I met a number of people who were thinking/acting against them
from within labor. One interesting development: I was one of
three speakers for an opening night "public debate"
that preceded the first international labor history conference
in the country since 1994, and it turned out that all three of
us (with no discussion among us beforehand) challenged continued
acceptance of neo-liberal economic policies! (I spoke about the
experiences of workers in the Philippines -- see my "Global
Economic Crisis, Neoliberal Solutions, and the Philippines,"
Monthly Review 51.7, December 1999: 1-14 -- and in the United
States, a piece I'm currently working on.)
The long and short of it, though, is that
neo-liberal economic policies have been a disaster for the large
majority of people -- both black and white -- in South Africa.
And, they offer no realistic way forward: a country simply cannot
grow its way out of 350 years of racist colonialism and neo-colonialism!
The trips to both Venezuela and South
Africa gave me a perspective I would never have gotten by visiting
only one of them: I can compare two countries taking two radically
different approaches to their social development -- Venezuela
trying to redistribute social services and opportunities, and
South Africa trying to hold on to the failed economic policies
of the past, in efforts that benefit the small elite of both whites
and blacks but come at the direct expense of 60% or more of the
population of all racial groupings.
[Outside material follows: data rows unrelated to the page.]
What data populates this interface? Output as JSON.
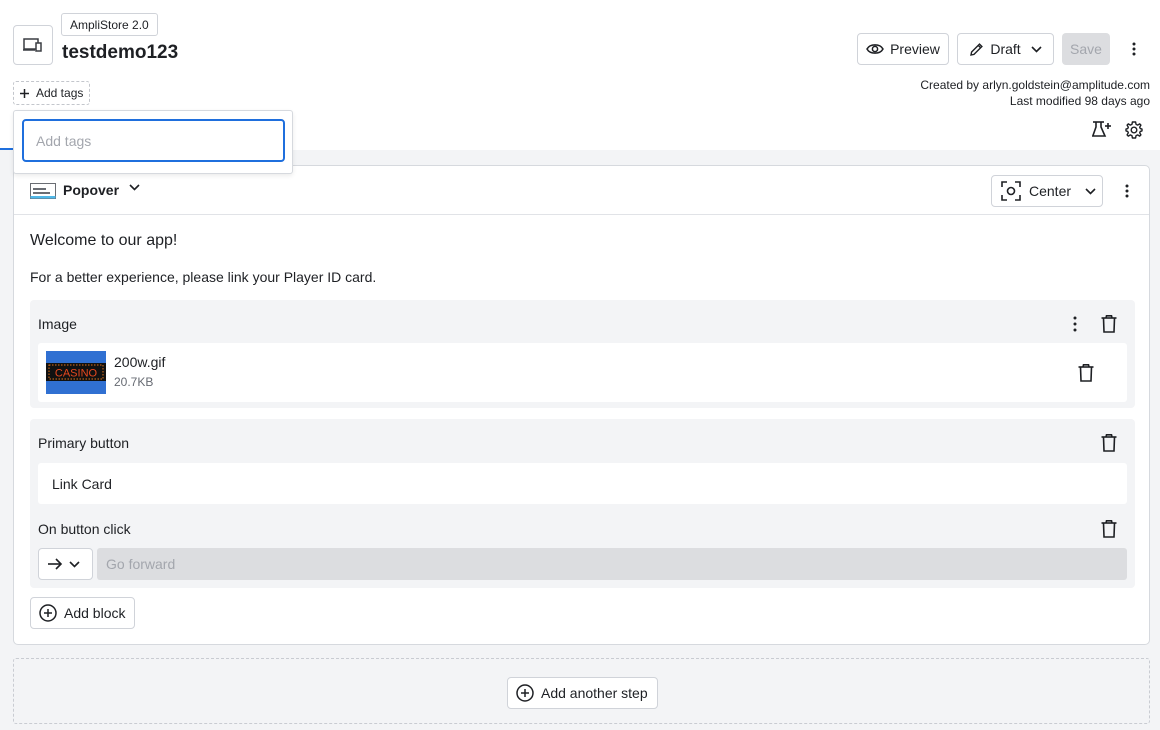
{
  "header": {
    "app_badge": "AmpliStore 2.0",
    "title": "testdemo123",
    "add_tags_label": "Add tags",
    "preview_label": "Preview",
    "draft_label": "Draft",
    "save_label": "Save",
    "created_by": "Created by arlyn.goldstein@amplitude.com",
    "last_modified": "Last modified 98 days ago"
  },
  "tags_popup": {
    "placeholder": "Add tags"
  },
  "step": {
    "type_label": "Popover",
    "position_label": "Center",
    "title_text": "Welcome to our app!",
    "body_text": "For a better experience, please link your Player ID card.",
    "image_block": {
      "label": "Image",
      "file_name": "200w.gif",
      "file_size": "20.7KB",
      "thumb_text": "CASINO"
    },
    "button_block": {
      "label": "Primary button",
      "button_text": "Link Card",
      "click_label": "On button click",
      "action_placeholder": "Go forward"
    },
    "add_block_label": "Add block"
  },
  "add_step_label": "Add another step",
  "colors": {
    "accent": "#1f6fdd",
    "block_bg": "#f3f4f6",
    "disabled_bg": "#dcdde0"
  },
  "icons": [
    "device-icon",
    "plus-icon",
    "eye-icon",
    "pencil-icon",
    "chevron-down-icon",
    "more-vertical-icon",
    "beaker-icon",
    "gear-icon",
    "popover-icon",
    "focus-icon",
    "trash-icon",
    "arrow-right-icon",
    "add-circle-icon"
  ]
}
In Venezuela, I saw hope
among the poor; in South Africa, dejection and dissatisfaction.
The choice in the way forward seems obvious:
we've got to reject neo-liberalism in all its forms, wherever
it raises its ugly head.
Kim Scipes is a member of the National
Writers Union and a long-time global labor activist in the US.
He currently teaches sociology at Purdue University North Central
in Westville, Indiana. The Worker to Worker Solidarity Committee
has just published Scipes' latest piece, "The AFL-CIO Foreign
Policy Program and the 2002 Coup in Venezuela: Was the AFL-CIO
Involved?" which can be found at www.workertoworker.net.
His on-line bibliography on "Contemporary Labor Issues"
can be accessed at faculty.pnc.edu/kscipes/LaborBib.htm. He can
be contacted at <firstname.lastname@example.org>